The question is how many proposals are implemented and how many are implementable. The solution for reparation processes can be found in victims’ participation. Victims know best when telling us what might work and what will not and how to be realistic under different conditions for each country. This does not mean that government does not need to play a role, as those priorities need to be translated into budgets and policy implementation strategies, frequently checking with victims if those strategies are working well enough.

The briefing paper aims to help to organize Côte d’Ivoire’s reparations policy in a practical way. It includes some concrete definitions for forms of compensation, rehabilitation, and satisfaction of individual victims. It also includes proposals for community reparations, the search of the forcibly disappeared, access to documentation for those what have either lost them or have never been properly documented, a reconstruction policy specially focused on the areas most affected by the conflict, and symbolic reparations based on community participation.

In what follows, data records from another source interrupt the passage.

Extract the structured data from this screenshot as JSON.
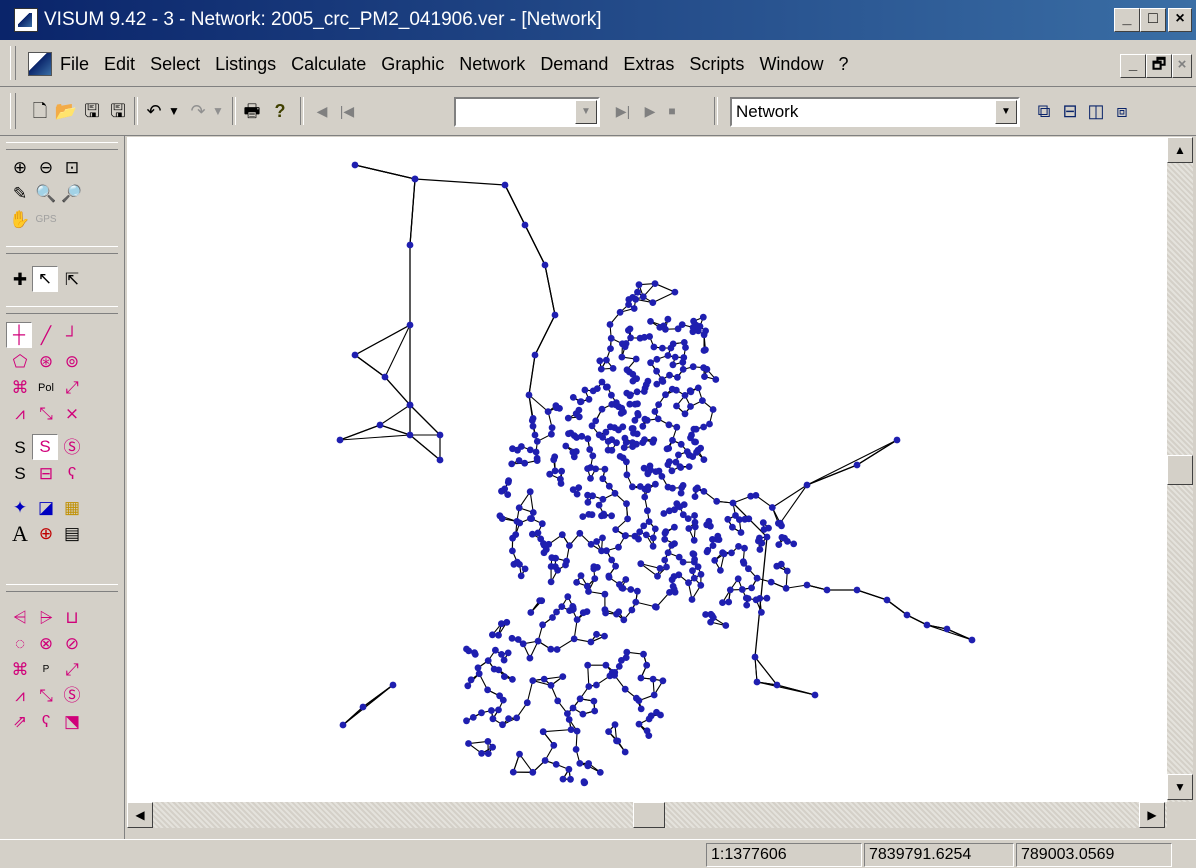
{
  "window": {
    "title": "VISUM 9.42 - 3 - Network: 2005_crc_PM2_041906.ver - [Network]"
  },
  "window_controls": {
    "minimize": "_",
    "maximize": "□",
    "close": "×"
  },
  "menu": {
    "items": [
      "File",
      "Edit",
      "Select",
      "Listings",
      "Calculate",
      "Graphic",
      "Network",
      "Demand",
      "Extras",
      "Scripts",
      "Window",
      "?"
    ]
  },
  "mdi_controls": {
    "minimize": "_",
    "restore": "🗗",
    "close": "×"
  },
  "toolbar": {
    "view_combo_value": "Network",
    "nav_combo_value": ""
  },
  "statusbar": {
    "scale": "1:1377606",
    "x_coord": "7839791.6254",
    "y_coord": "789003.0569"
  },
  "colors": {
    "node": "#1f1fb0",
    "link": "#000000",
    "titlebar_start": "#0a246a",
    "titlebar_end": "#3a6ea5",
    "palette_accent": "#d0007a"
  },
  "tools": {
    "text_tool": "A",
    "pol_tool": "Pol",
    "spot_glyph": "S"
  }
}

It also highlights the need to undergo a budgetary exercise based on the profile and numbers of victims registered, which could help define responses to the priorities outlined.

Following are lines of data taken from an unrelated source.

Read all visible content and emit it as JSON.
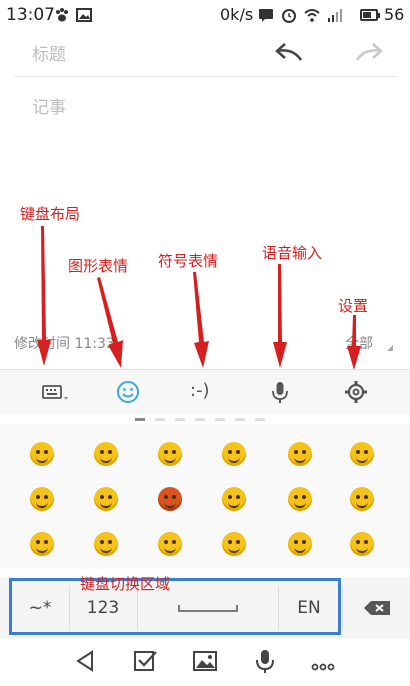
{
  "status_bar": {
    "time": "13:07",
    "net_speed": "0k/s",
    "battery_percent": "56",
    "battery_level": 0.56,
    "icons": [
      "paw-icon",
      "image-icon",
      "message-icon",
      "alarm-icon",
      "wifi-icon",
      "signal-icon",
      "battery-icon"
    ]
  },
  "note": {
    "title_placeholder": "标题",
    "body_placeholder": "记事",
    "modified_label": "修改时间 11:33",
    "all_label": "全部"
  },
  "annotations": {
    "keyboard_layout": "键盘布局",
    "graphic_emoji": "图形表情",
    "symbol_emoji": "符号表情",
    "voice_input": "语音输入",
    "settings": "设置",
    "keyboard_switch_area": "键盘切换区域"
  },
  "toolbar": {
    "symbol_emoticon": ":-)",
    "icons": [
      "keyboard-icon",
      "smiley-icon",
      "symbol-emoticon",
      "microphone-icon",
      "gear-icon",
      "undo-icon",
      "redo-icon"
    ]
  },
  "keyboard_row": {
    "symbols": "~*",
    "numbers": "123",
    "language": "EN"
  },
  "nav_bar": {
    "icons": [
      "back-icon",
      "checkbox-icon",
      "image-icon",
      "microphone-icon",
      "more-icon"
    ]
  },
  "colors": {
    "annotation_red": "#d42020",
    "highlight_blue": "#3a7fcf",
    "emoji_yellow": "#f5c21a",
    "active_blue": "#3aa8e0"
  }
}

In order to create lasting reconciliation between the victims of post-election violence and the Côte d’Ivoire state, the reparations program must respond to the most serious consequences of the violence for victims through measures that address their long-lasting socioeconomic, psychosocial, and education-related effects for victims and their children.

We recommend an implementation strategy that requires a timeline for the different actions to follow. Reparations should be a joint effort between policies that work to guarantee the non-repetition of political violence and repression and policies that enforce the respect for human rights and humanitarian law in all state institutions. Both sets of policies require mechanisms that oversee the conduct of armed forces and state institutions while also investigating and prosecuting serious violations of human rights.

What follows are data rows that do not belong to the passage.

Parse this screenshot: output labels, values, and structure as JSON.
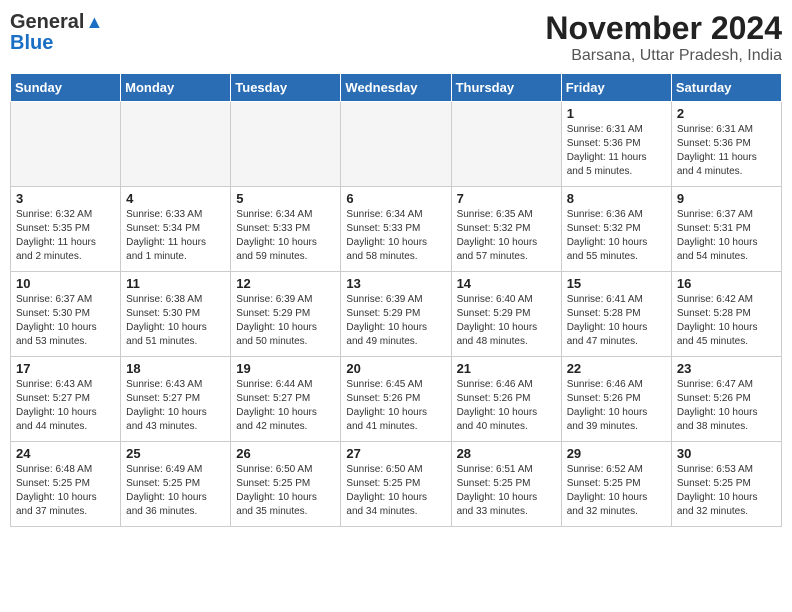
{
  "header": {
    "logo_line1": "General",
    "logo_line2": "Blue",
    "title": "November 2024",
    "subtitle": "Barsana, Uttar Pradesh, India"
  },
  "days_of_week": [
    "Sunday",
    "Monday",
    "Tuesday",
    "Wednesday",
    "Thursday",
    "Friday",
    "Saturday"
  ],
  "weeks": [
    [
      {
        "day": "",
        "info": ""
      },
      {
        "day": "",
        "info": ""
      },
      {
        "day": "",
        "info": ""
      },
      {
        "day": "",
        "info": ""
      },
      {
        "day": "",
        "info": ""
      },
      {
        "day": "1",
        "info": "Sunrise: 6:31 AM\nSunset: 5:36 PM\nDaylight: 11 hours\nand 5 minutes."
      },
      {
        "day": "2",
        "info": "Sunrise: 6:31 AM\nSunset: 5:36 PM\nDaylight: 11 hours\nand 4 minutes."
      }
    ],
    [
      {
        "day": "3",
        "info": "Sunrise: 6:32 AM\nSunset: 5:35 PM\nDaylight: 11 hours\nand 2 minutes."
      },
      {
        "day": "4",
        "info": "Sunrise: 6:33 AM\nSunset: 5:34 PM\nDaylight: 11 hours\nand 1 minute."
      },
      {
        "day": "5",
        "info": "Sunrise: 6:34 AM\nSunset: 5:33 PM\nDaylight: 10 hours\nand 59 minutes."
      },
      {
        "day": "6",
        "info": "Sunrise: 6:34 AM\nSunset: 5:33 PM\nDaylight: 10 hours\nand 58 minutes."
      },
      {
        "day": "7",
        "info": "Sunrise: 6:35 AM\nSunset: 5:32 PM\nDaylight: 10 hours\nand 57 minutes."
      },
      {
        "day": "8",
        "info": "Sunrise: 6:36 AM\nSunset: 5:32 PM\nDaylight: 10 hours\nand 55 minutes."
      },
      {
        "day": "9",
        "info": "Sunrise: 6:37 AM\nSunset: 5:31 PM\nDaylight: 10 hours\nand 54 minutes."
      }
    ],
    [
      {
        "day": "10",
        "info": "Sunrise: 6:37 AM\nSunset: 5:30 PM\nDaylight: 10 hours\nand 53 minutes."
      },
      {
        "day": "11",
        "info": "Sunrise: 6:38 AM\nSunset: 5:30 PM\nDaylight: 10 hours\nand 51 minutes."
      },
      {
        "day": "12",
        "info": "Sunrise: 6:39 AM\nSunset: 5:29 PM\nDaylight: 10 hours\nand 50 minutes."
      },
      {
        "day": "13",
        "info": "Sunrise: 6:39 AM\nSunset: 5:29 PM\nDaylight: 10 hours\nand 49 minutes."
      },
      {
        "day": "14",
        "info": "Sunrise: 6:40 AM\nSunset: 5:29 PM\nDaylight: 10 hours\nand 48 minutes."
      },
      {
        "day": "15",
        "info": "Sunrise: 6:41 AM\nSunset: 5:28 PM\nDaylight: 10 hours\nand 47 minutes."
      },
      {
        "day": "16",
        "info": "Sunrise: 6:42 AM\nSunset: 5:28 PM\nDaylight: 10 hours\nand 45 minutes."
      }
    ],
    [
      {
        "day": "17",
        "info": "Sunrise: 6:43 AM\nSunset: 5:27 PM\nDaylight: 10 hours\nand 44 minutes."
      },
      {
        "day": "18",
        "info": "Sunrise: 6:43 AM\nSunset: 5:27 PM\nDaylight: 10 hours\nand 43 minutes."
      },
      {
        "day": "19",
        "info": "Sunrise: 6:44 AM\nSunset: 5:27 PM\nDaylight: 10 hours\nand 42 minutes."
      },
      {
        "day": "20",
        "info": "Sunrise: 6:45 AM\nSunset: 5:26 PM\nDaylight: 10 hours\nand 41 minutes."
      },
      {
        "day": "21",
        "info": "Sunrise: 6:46 AM\nSunset: 5:26 PM\nDaylight: 10 hours\nand 40 minutes."
      },
      {
        "day": "22",
        "info": "Sunrise: 6:46 AM\nSunset: 5:26 PM\nDaylight: 10 hours\nand 39 minutes."
      },
      {
        "day": "23",
        "info": "Sunrise: 6:47 AM\nSunset: 5:26 PM\nDaylight: 10 hours\nand 38 minutes."
      }
    ],
    [
      {
        "day": "24",
        "info": "Sunrise: 6:48 AM\nSunset: 5:25 PM\nDaylight: 10 hours\nand 37 minutes."
      },
      {
        "day": "25",
        "info": "Sunrise: 6:49 AM\nSunset: 5:25 PM\nDaylight: 10 hours\nand 36 minutes."
      },
      {
        "day": "26",
        "info": "Sunrise: 6:50 AM\nSunset: 5:25 PM\nDaylight: 10 hours\nand 35 minutes."
      },
      {
        "day": "27",
        "info": "Sunrise: 6:50 AM\nSunset: 5:25 PM\nDaylight: 10 hours\nand 34 minutes."
      },
      {
        "day": "28",
        "info": "Sunrise: 6:51 AM\nSunset: 5:25 PM\nDaylight: 10 hours\nand 33 minutes."
      },
      {
        "day": "29",
        "info": "Sunrise: 6:52 AM\nSunset: 5:25 PM\nDaylight: 10 hours\nand 32 minutes."
      },
      {
        "day": "30",
        "info": "Sunrise: 6:53 AM\nSunset: 5:25 PM\nDaylight: 10 hours\nand 32 minutes."
      }
    ]
  ]
}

We hope that, with the recommendations included in this briefing paper, the Côte d’Ivoire government will be able to take state responsibility and recognize the serious consequences caused by its violence and thus set the foundation for a better, more just future.


Follow Didier and Cristián on a series of consultations in our photo gallery.
PHOTO: During group consultations, Moussa Soulama stresses the urgent need for school infrastructure in Bouaké.

United States Holocaust Memorial Museum: #SaveSyria

Dear Colleague,

This summer the regime of Syrian President Bashar al-Assad stepped up its attacks on rebel forces and Syrian civilians, this time besieging the ancient city of Aleppo. In Syria’s largest city, territory had been divided between government control in the west and opposition control in the east. Last month the government surrounded the eastern part of the city, indiscriminately bombing the residents and systematically blocking delivery of food and medical supplies.

The main roadway in or out, Castello Road, became a harrowing passage dotted with burned out cars and permeated by the smell of death. Anyone attempting to enter or leave faced attack.

Largely cut off from outside assistance, the 300,000 desperate residents in Aleppo, including 120,000 children, lived mostly without food, water, medical supplies or electricity. They faced daily, deadly attacks and even starvation.

This video tells the story of life under siege and chronicles the efforts of some of those trying to assist.

Please share this video and help us raise awareness to #SaveSyria.


Cameron Hudson
Director, Simon-Skjodt Center for the Prevention of Genocide
Image courtesy of Aleppo Media Center.